We racked up the refrigerated walk-in for beverages. We racked up the dry storage area for snacks and we installed an inexpensive, 15-cubic-foot chest freezer that ran off a 3,000-watt power inverter from the truck alternator to transport the ice cream. The freezer and big capacity inverter cost about $650 complete (four to five years ago).


Schools always need money. They never have enough. School vending cannot be offered without commissions. If that makes you nervous, you aren’t alone. My particular problem was that I refuse to lie … ever. Commission vending is like liar’s poker because vending sales audits are as rare as hens’ teeth.

We required audited sales. We didn’t offer it. We required it! At the beginning of every month our route staff would ask a school staffer to witness the non-resettable meter readings in each of our machines. They would initial or sign a form identifying the particular school, the machine category, its serial number and the meter reading.

They were free to make a copy at that time, but a copy of the witnessed audit would be forwarded to the foodservice director later that month with the district commission report and a check.

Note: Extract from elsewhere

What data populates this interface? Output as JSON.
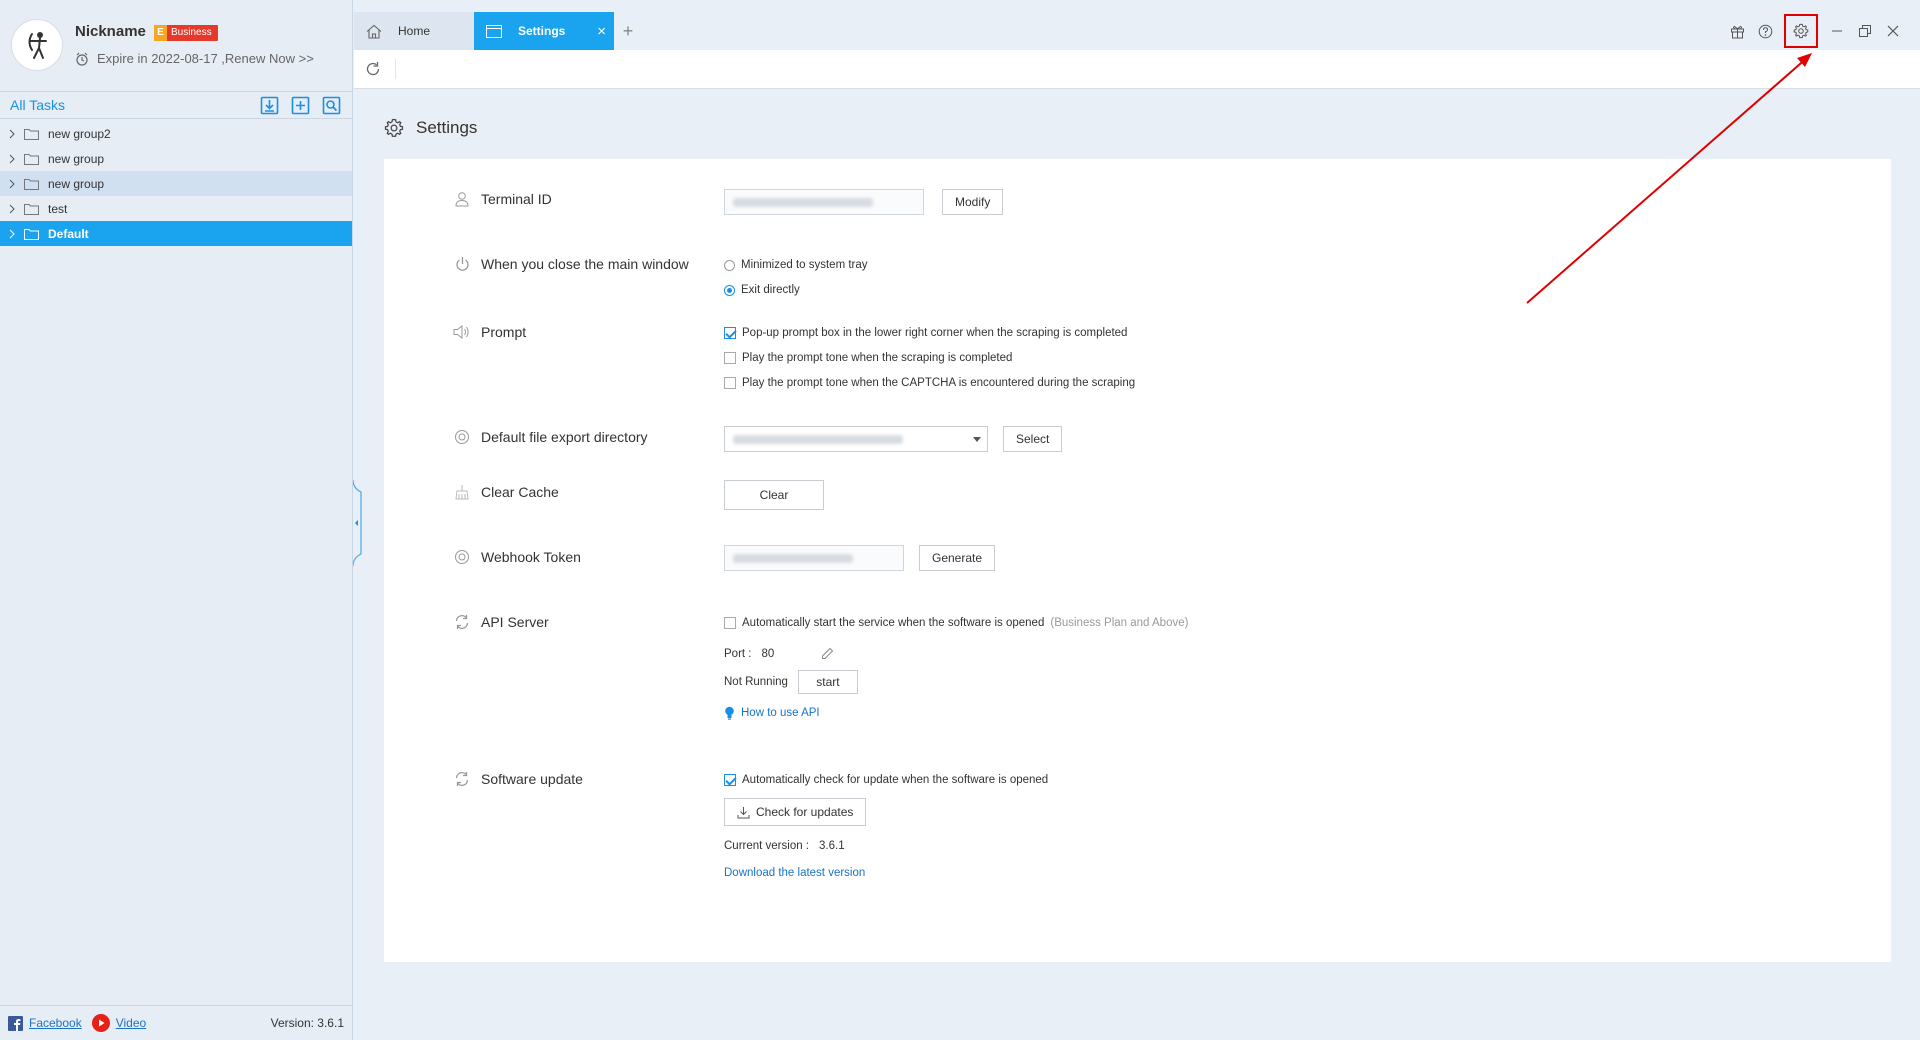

We showed the previous month’s audited amount on the report along with the current audited amount. We paid our promised commissions against that figure, less refunds and technician testing (if any). This was not only an incredibly powerful solicitation tool. It was impenetrable Kevlar against the aggressive sales solicitations from an angry competitor we repeatedly embarrassed with this program.

It quickly became standard procedure at our schools for the staff to expect to audit our machines. Everyone knew it and many participated. We were very respected because of our required auditing. Our competitors, with over-dramatized indignation, refused to ever audit their sales under any conditions.

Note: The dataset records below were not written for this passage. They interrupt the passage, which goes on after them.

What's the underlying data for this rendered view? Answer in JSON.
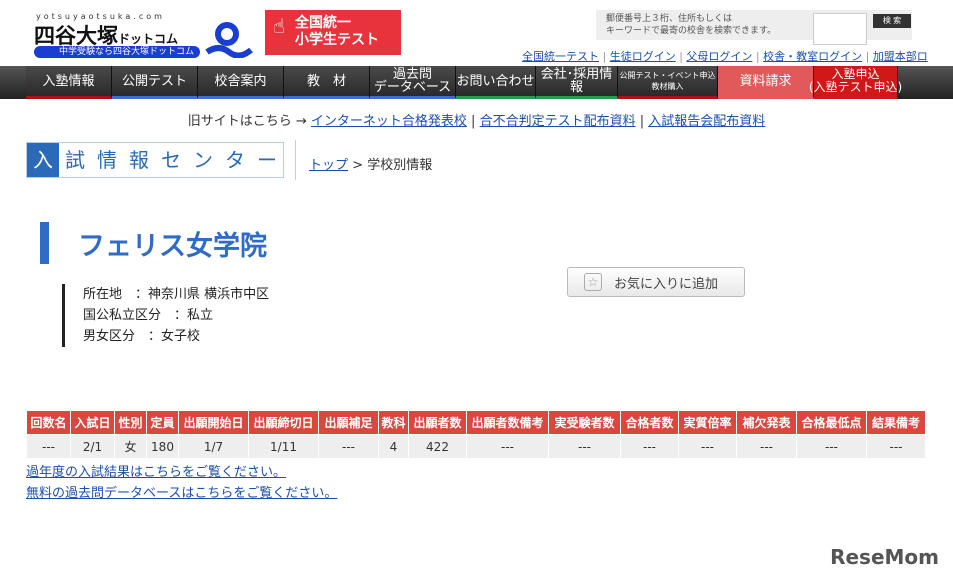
{
  "header": {
    "logo_url": "yotsuyaotsuka.com",
    "logo_main": "四谷大塚",
    "logo_main_suffix": "ドットコム",
    "logo_sub": "中学受験なら四谷大塚ドットコム",
    "banner": "全国統一\n小学生テスト",
    "search_hint_1": "郵便番号上３桁、住所もしくは",
    "search_hint_2": "キーワードで最寄の校舎を検索できます。",
    "search_button": "検 索",
    "top_links": [
      "全国統一テスト",
      "生徒ログイン",
      "父母ログイン",
      "校舎・教室ログイン",
      "加盟本部ロ"
    ]
  },
  "nav": [
    {
      "label": "入塾情報"
    },
    {
      "label": "公開テスト"
    },
    {
      "label": "校舎案内"
    },
    {
      "label": "教　材"
    },
    {
      "label": "過去問\nデータベース"
    },
    {
      "label": "お問い合わせ"
    },
    {
      "label": "会社･採用情報"
    },
    {
      "label": "公開テスト・イベント申込\n教材購入"
    },
    {
      "label": "資料請求"
    },
    {
      "label": "入塾申込\n(入塾テスト申込)"
    }
  ],
  "oldsite": {
    "prefix": "旧サイトはこちら → ",
    "links": [
      "インターネット合格発表校",
      "合不合判定テスト配布資料",
      "入試報告会配布資料"
    ]
  },
  "center": {
    "title_chars": [
      "入",
      "試",
      "情",
      "報",
      "セ",
      "ン",
      "タ",
      "ー"
    ]
  },
  "breadcrumb": {
    "home": "トップ",
    "sep": " > ",
    "current": "学校別情報"
  },
  "school": {
    "name": "フェリス女学院",
    "location": "所在地　：神奈川県 横浜市中区",
    "type": "国公私立区分　：私立",
    "gender": "男女区分　：女子校"
  },
  "favorite_label": "お気に入りに追加",
  "table": {
    "headers": [
      "回数名",
      "入試日",
      "性別",
      "定員",
      "出願開始日",
      "出願締切日",
      "出願補足",
      "教科",
      "出願者数",
      "出願者数備考",
      "実受験者数",
      "合格者数",
      "実質倍率",
      "補欠発表",
      "合格最低点",
      "結果備考"
    ],
    "rows": [
      [
        "---",
        "2/1",
        "女",
        "180",
        "1/7",
        "1/11",
        "---",
        "4",
        "422",
        "---",
        "---",
        "---",
        "---",
        "---",
        "---",
        "---"
      ]
    ]
  },
  "links": {
    "past_results": "過年度の入試結果はこちらをご覧ください。",
    "free_db": "無料の過去問データベースはこちらをご覧ください。"
  },
  "watermark": "ReseMom"
}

Our pricing goal was to end up with a 42 percent gross profit after commissions were deducted from sales. We actually ran closer to 45 percent. Our dairy machine commissions ran from a low of 12 percent to a high of 15 percent of gross sales, depending on monthly sales totals.

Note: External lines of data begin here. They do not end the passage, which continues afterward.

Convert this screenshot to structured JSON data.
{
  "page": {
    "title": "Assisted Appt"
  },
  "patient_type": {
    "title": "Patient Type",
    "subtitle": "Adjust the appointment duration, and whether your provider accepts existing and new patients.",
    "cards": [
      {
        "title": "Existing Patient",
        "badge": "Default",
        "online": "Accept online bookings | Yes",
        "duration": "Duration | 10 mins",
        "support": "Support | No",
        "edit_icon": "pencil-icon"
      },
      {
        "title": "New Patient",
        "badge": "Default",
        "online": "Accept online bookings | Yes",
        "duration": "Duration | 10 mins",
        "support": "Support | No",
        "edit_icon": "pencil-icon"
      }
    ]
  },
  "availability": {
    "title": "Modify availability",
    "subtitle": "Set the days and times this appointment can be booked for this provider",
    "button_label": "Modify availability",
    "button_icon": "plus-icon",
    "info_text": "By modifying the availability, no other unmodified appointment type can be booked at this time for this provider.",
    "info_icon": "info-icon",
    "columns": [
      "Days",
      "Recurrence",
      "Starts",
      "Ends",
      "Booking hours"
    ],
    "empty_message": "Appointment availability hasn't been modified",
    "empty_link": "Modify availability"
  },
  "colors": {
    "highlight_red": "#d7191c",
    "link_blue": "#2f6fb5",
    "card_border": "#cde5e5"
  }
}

Our snack machine and ice cream commissions ran from a low of 15 percent to a high of 20 percent of gross sales. When we replaced another vending operator (only about 35 percent of the time) our commission checks against our audited sales were dramatically higher, despite the fact that our promised commission percentage was without exception much lower.

We chose to use direct mail with an educational, slightly humorous newsletter format with a tear-off, postage paid, business reply card. This was very successful.

Anytime we wanted more accounts, we did a few hundred mailings, received back the sales lead cards, did our location research, made our proposals, closed the deals and installed the new equipment.

My company offers this direct mail program for vending operators anywhere in the U.S. looking to solicit the school market. These are colorful, quad-folded 8.5- by 14-inch mailers sent to the district food service directors in your service region with your personal contact information printed. We even offer the use of our Business Reply Permit or we will print it with yours.

Vending is just another retailing avenue. It is technology based and has a number of unique challenges but also offers unique opportunities. We simply have to understand that serving a wide range of industries and institutions will require some customization to draw out the greatest potential available in these different centers of opportunity. Schools are the perfect example. Go get’em, Tiger.


- While schools have unique challenges for operators, they offer unique rewards as well.
- Foodservice directors understand the benefits that vending offers better than administrators and can be good partners in a successful vending program.
- Vendors must understand schools’ nutritional concerns and work with them; good products are available.
- State-of-the-art storage and transport equipment matters to school foodservice directors; vendors must be proactive in this area.
- Mandate machine audits; this will provide a win-win for both operator and customer.